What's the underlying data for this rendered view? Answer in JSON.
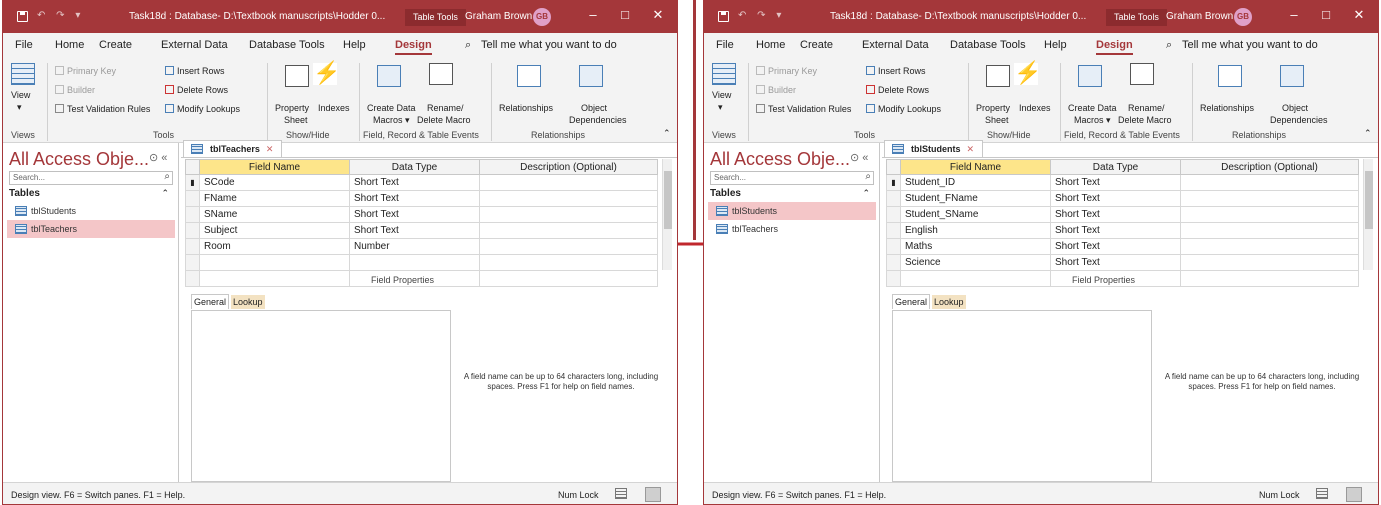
{
  "windows": [
    {
      "title": "Task18d : Database- D:\\Textbook manuscripts\\Hodder 0...",
      "table_tools": "Table Tools",
      "user": "Graham Brown",
      "avatar": "GB",
      "menu": [
        "File",
        "Home",
        "Create",
        "External Data",
        "Database Tools",
        "Help",
        "Design",
        "Tell me what you want to do"
      ],
      "ribbon": {
        "view": "View",
        "primary_key": "Primary Key",
        "builder": "Builder",
        "test_validation": "Test Validation Rules",
        "insert_rows": "Insert Rows",
        "delete_rows": "Delete Rows",
        "modify_lookups": "Modify Lookups",
        "property_sheet_1": "Property",
        "property_sheet_2": "Sheet",
        "indexes": "Indexes",
        "create_data_macros_1": "Create Data",
        "create_data_macros_2": "Macros",
        "rename_delete_1": "Rename/",
        "rename_delete_2": "Delete Macro",
        "relationships": "Relationships",
        "object_dep_1": "Object",
        "object_dep_2": "Dependencies",
        "groups": [
          "Views",
          "Tools",
          "Show/Hide",
          "Field, Record & Table Events",
          "Relationships"
        ]
      },
      "nav": {
        "header": "All Access Obje...",
        "search": "Search...",
        "section": "Tables",
        "items": [
          "tblStudents",
          "tblTeachers"
        ],
        "selected": "tblTeachers"
      },
      "tab": "tblTeachers",
      "grid": {
        "headers": [
          "Field Name",
          "Data Type",
          "Description (Optional)"
        ],
        "rows": [
          [
            "SCode",
            "Short Text"
          ],
          [
            "FName",
            "Short Text"
          ],
          [
            "SName",
            "Short Text"
          ],
          [
            "Subject",
            "Short Text"
          ],
          [
            "Room",
            "Number"
          ]
        ]
      },
      "field_properties": "Field Properties",
      "fp_tabs": [
        "General",
        "Lookup"
      ],
      "help_text": "A field name can be up to 64 characters long, including spaces. Press F1 for help on field names.",
      "status": "Design view.  F6 = Switch panes.  F1 = Help.",
      "num_lock": "Num Lock"
    },
    {
      "title": "Task18d : Database- D:\\Textbook manuscripts\\Hodder 0...",
      "table_tools": "Table Tools",
      "user": "Graham Brown",
      "avatar": "GB",
      "menu": [
        "File",
        "Home",
        "Create",
        "External Data",
        "Database Tools",
        "Help",
        "Design",
        "Tell me what you want to do"
      ],
      "ribbon": {
        "view": "View",
        "primary_key": "Primary Key",
        "builder": "Builder",
        "test_validation": "Test Validation Rules",
        "insert_rows": "Insert Rows",
        "delete_rows": "Delete Rows",
        "modify_lookups": "Modify Lookups",
        "property_sheet_1": "Property",
        "property_sheet_2": "Sheet",
        "indexes": "Indexes",
        "create_data_macros_1": "Create Data",
        "create_data_macros_2": "Macros",
        "rename_delete_1": "Rename/",
        "rename_delete_2": "Delete Macro",
        "relationships": "Relationships",
        "object_dep_1": "Object",
        "object_dep_2": "Dependencies",
        "groups": [
          "Views",
          "Tools",
          "Show/Hide",
          "Field, Record & Table Events",
          "Relationships"
        ]
      },
      "nav": {
        "header": "All Access Obje...",
        "search": "Search...",
        "section": "Tables",
        "items": [
          "tblStudents",
          "tblTeachers"
        ],
        "selected": "tblStudents"
      },
      "tab": "tblStudents",
      "grid": {
        "headers": [
          "Field Name",
          "Data Type",
          "Description (Optional)"
        ],
        "rows": [
          [
            "Student_ID",
            "Short Text"
          ],
          [
            "Student_FName",
            "Short Text"
          ],
          [
            "Student_SName",
            "Short Text"
          ],
          [
            "English",
            "Short Text"
          ],
          [
            "Maths",
            "Short Text"
          ],
          [
            "Science",
            "Short Text"
          ]
        ]
      },
      "field_properties": "Field Properties",
      "fp_tabs": [
        "General",
        "Lookup"
      ],
      "help_text": "A field name can be up to 64 characters long, including spaces. Press F1 for help on field names.",
      "status": "Design view.  F6 = Switch panes.  F1 = Help.",
      "num_lock": "Num Lock"
    }
  ],
  "colors": {
    "accent": "#a4373a",
    "selected_row": "#f4c6c8",
    "field_header": "#fde58a"
  }
}
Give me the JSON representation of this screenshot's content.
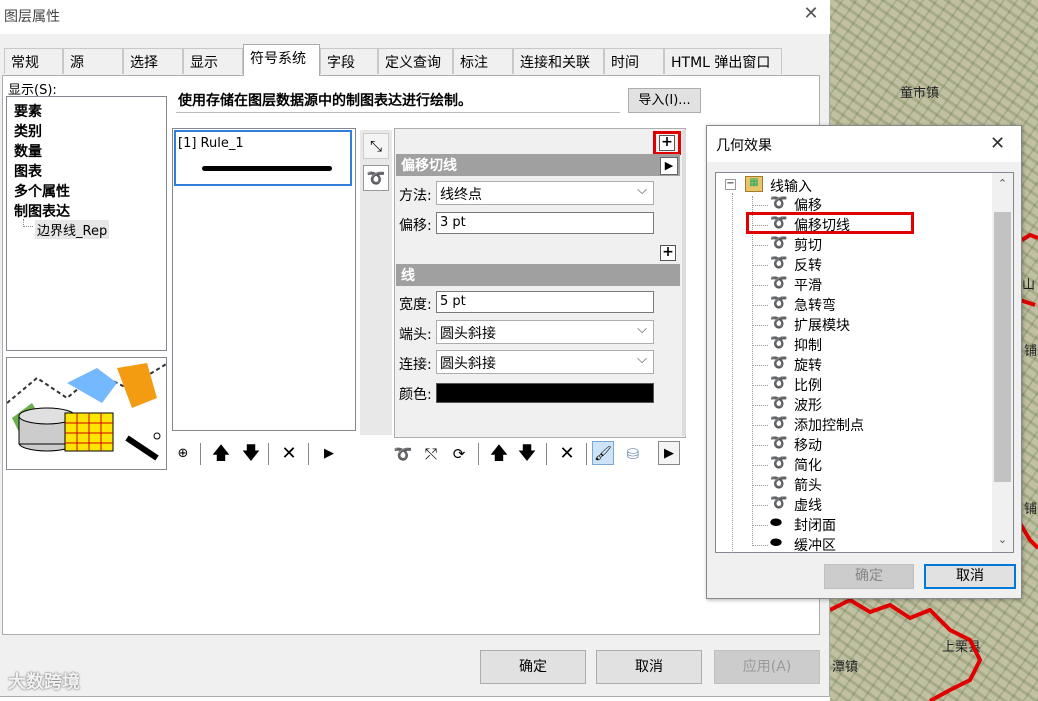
{
  "main_dialog": {
    "title": "图层属性",
    "tabs": [
      "常规",
      "源",
      "选择",
      "显示",
      "符号系统",
      "字段",
      "定义查询",
      "标注",
      "连接和关联",
      "时间",
      "HTML 弹出窗口"
    ],
    "active_tab": "符号系统"
  },
  "show_panel": {
    "label": "显示(S):",
    "items": [
      "要素",
      "类别",
      "数量",
      "图表",
      "多个属性",
      "制图表达"
    ],
    "sub_item": "边界线_Rep"
  },
  "description": "使用存储在图层数据源中的制图表达进行绘制。",
  "import_button": "导入(I)...",
  "rules": [
    {
      "label": "[1] Rule_1"
    }
  ],
  "properties": {
    "offset_group": {
      "title": "偏移切线",
      "method_label": "方法:",
      "method_value": "线终点",
      "offset_label": "偏移:",
      "offset_value": "3 pt"
    },
    "line_group": {
      "title": "线",
      "width_label": "宽度:",
      "width_value": "5 pt",
      "cap_label": "端头:",
      "cap_value": "圆头斜接",
      "join_label": "连接:",
      "join_value": "圆头斜接",
      "color_label": "颜色:",
      "color_value": "#000000"
    }
  },
  "buttons": {
    "ok": "确定",
    "cancel": "取消",
    "apply": "应用(A)"
  },
  "watermark": "大数跨境",
  "map": {
    "towns": [
      "童市镇",
      "上栗县",
      "山",
      "铺",
      "铺",
      "潭镇"
    ]
  },
  "geo_dialog": {
    "title": "几何效果",
    "root": "线输入",
    "items": [
      "偏移",
      "偏移切线",
      "剪切",
      "反转",
      "平滑",
      "急转弯",
      "扩展模块",
      "抑制",
      "旋转",
      "比例",
      "波形",
      "添加控制点",
      "移动",
      "简化",
      "箭头",
      "虚线",
      "封闭面",
      "缓冲区"
    ],
    "ok": "确定",
    "cancel": "取消"
  },
  "highlight_color": "#e00000"
}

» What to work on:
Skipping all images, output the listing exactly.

» Answer for this exercise:
What's the underlying data for this rendered view? Answer in JSON.
{
  "windows": [
    {
      "title": "Task18d : Database- D:\\Textbook manuscripts\\Hodder 0...",
      "table_tools": "Table Tools",
      "user": "Graham Brown",
      "avatar": "GB",
      "menu": [
        "File",
        "Home",
        "Create",
        "External Data",
        "Database Tools",
        "Help",
        "Design",
        "Tell me what you want to do"
      ],
      "ribbon": {
        "view": "View",
        "primary_key": "Primary Key",
        "builder": "Builder",
        "test_validation": "Test Validation Rules",
        "insert_rows": "Insert Rows",
        "delete_rows": "Delete Rows",
        "modify_lookups": "Modify Lookups",
        "property_sheet_1": "Property",
        "property_sheet_2": "Sheet",
        "indexes": "Indexes",
        "create_data_macros_1": "Create Data",
        "create_data_macros_2": "Macros",
        "rename_delete_1": "Rename/",
        "rename_delete_2": "Delete Macro",
        "relationships": "Relationships",
        "object_dep_1": "Object",
        "object_dep_2": "Dependencies",
        "groups": [
          "Views",
          "Tools",
          "Show/Hide",
          "Field, Record & Table Events",
          "Relationships"
        ]
      },
      "nav": {
        "header": "All Access Obje...",
        "search": "Search...",
        "section": "Tables",
        "items": [
          "tblStudents",
          "tblTeachers"
        ],
        "selected": "tblTeachers"
      },
      "tab": "tblTeachers",
      "grid": {
        "headers": [
          "Field Name",
          "Data Type",
          "Description (Optional)"
        ],
        "rows": [
          [
            "SCode",
            "Short Text"
          ],
          [
            "FName",
            "Short Text"
          ],
          [
            "SName",
            "Short Text"
          ],
          [
            "Subject",
            "Short Text"
          ],
          [
            "Room",
            "Number"
          ]
        ]
      },
      "field_properties": "Field Properties",
      "fp_tabs": [
        "General",
        "Lookup"
      ],
      "help_text": "A field name can be up to 64 characters long, including spaces. Press F1 for help on field names.",
      "status": "Design view.  F6 = Switch panes.  F1 = Help.",
      "num_lock": "Num Lock"
    },
    {
      "title": "Task18d : Database- D:\\Textbook manuscripts\\Hodder 0...",
      "table_tools": "Table Tools",
      "user": "Graham Brown",
      "avatar": "GB",
      "menu": [
        "File",
        "Home",
        "Create",
        "External Data",
        "Database Tools",
        "Help",
        "Design",
        "Tell me what you want to do"
      ],
      "ribbon": {
        "view": "View",
        "primary_key": "Primary Key",
        "builder": "Builder",
        "test_validation": "Test Validation Rules",
        "insert_rows": "Insert Rows",
        "delete_rows": "Delete Rows",
        "modify_lookups": "Modify Lookups",
        "property_sheet_1": "Property",
        "property_sheet_2": "Sheet",
        "indexes": "Indexes",
        "create_data_macros_1": "Create Data",
        "create_data_macros_2": "Macros",
        "rename_delete_1": "Rename/",
        "rename_delete_2": "Delete Macro",
        "relationships": "Relationships",
        "object_dep_1": "Object",
        "object_dep_2": "Dependencies",
        "groups": [
          "Views",
          "Tools",
          "Show/Hide",
          "Field, Record & Table Events",
          "Relationships"
        ]
      },
      "nav": {
        "header": "All Access Obje...",
        "search": "Search...",
        "section": "Tables",
        "items": [
          "tblStudents",
          "tblTeachers"
        ],
        "selected": "tblStudents"
      },
      "tab": "tblStudents",
      "grid": {
        "headers": [
          "Field Name",
          "Data Type",
          "Description (Optional)"
        ],
        "rows": [
          [
            "Student_ID",
            "Short Text"
          ],
          [
            "Student_FName",
            "Short Text"
          ],
          [
            "Student_SName",
            "Short Text"
          ],
          [
            "English",
            "Short Text"
          ],
          [
            "Maths",
            "Short Text"
          ],
          [
            "Science",
            "Short Text"
          ]
        ]
      },
      "field_properties": "Field Properties",
      "fp_tabs": [
        "General",
        "Lookup"
      ],
      "help_text": "A field name can be up to 64 characters long, including spaces. Press F1 for help on field names.",
      "status": "Design view.  F6 = Switch panes.  F1 = Help.",
      "num_lock": "Num Lock"
    }
  ],
  "colors": {
    "accent": "#a4373a",
    "selected_row": "#f4c6c8",
    "field_header": "#fde58a"
  }
}
Give me the JSON representation of this screenshot's content.
{
  "main_dialog": {
    "title": "图层属性",
    "tabs": [
      "常规",
      "源",
      "选择",
      "显示",
      "符号系统",
      "字段",
      "定义查询",
      "标注",
      "连接和关联",
      "时间",
      "HTML 弹出窗口"
    ],
    "active_tab": "符号系统"
  },
  "show_panel": {
    "label": "显示(S):",
    "items": [
      "要素",
      "类别",
      "数量",
      "图表",
      "多个属性",
      "制图表达"
    ],
    "sub_item": "边界线_Rep"
  },
  "description": "使用存储在图层数据源中的制图表达进行绘制。",
  "import_button": "导入(I)...",
  "rules": [
    {
      "label": "[1] Rule_1"
    }
  ],
  "properties": {
    "offset_group": {
      "title": "偏移切线",
      "method_label": "方法:",
      "method_value": "线终点",
      "offset_label": "偏移:",
      "offset_value": "3 pt"
    },
    "line_group": {
      "title": "线",
      "width_label": "宽度:",
      "width_value": "5 pt",
      "cap_label": "端头:",
      "cap_value": "圆头斜接",
      "join_label": "连接:",
      "join_value": "圆头斜接",
      "color_label": "颜色:",
      "color_value": "#000000"
    }
  },
  "buttons": {
    "ok": "确定",
    "cancel": "取消",
    "apply": "应用(A)"
  },
  "watermark": "大数跨境",
  "map": {
    "towns": [
      "童市镇",
      "上栗县",
      "山",
      "铺",
      "铺",
      "潭镇"
    ]
  },
  "geo_dialog": {
    "title": "几何效果",
    "root": "线输入",
    "items": [
      "偏移",
      "偏移切线",
      "剪切",
      "反转",
      "平滑",
      "急转弯",
      "扩展模块",
      "抑制",
      "旋转",
      "比例",
      "波形",
      "添加控制点",
      "移动",
      "简化",
      "箭头",
      "虚线",
      "封闭面",
      "缓冲区"
    ],
    "ok": "确定",
    "cancel": "取消"
  },
  "highlight_color": "#e00000"
}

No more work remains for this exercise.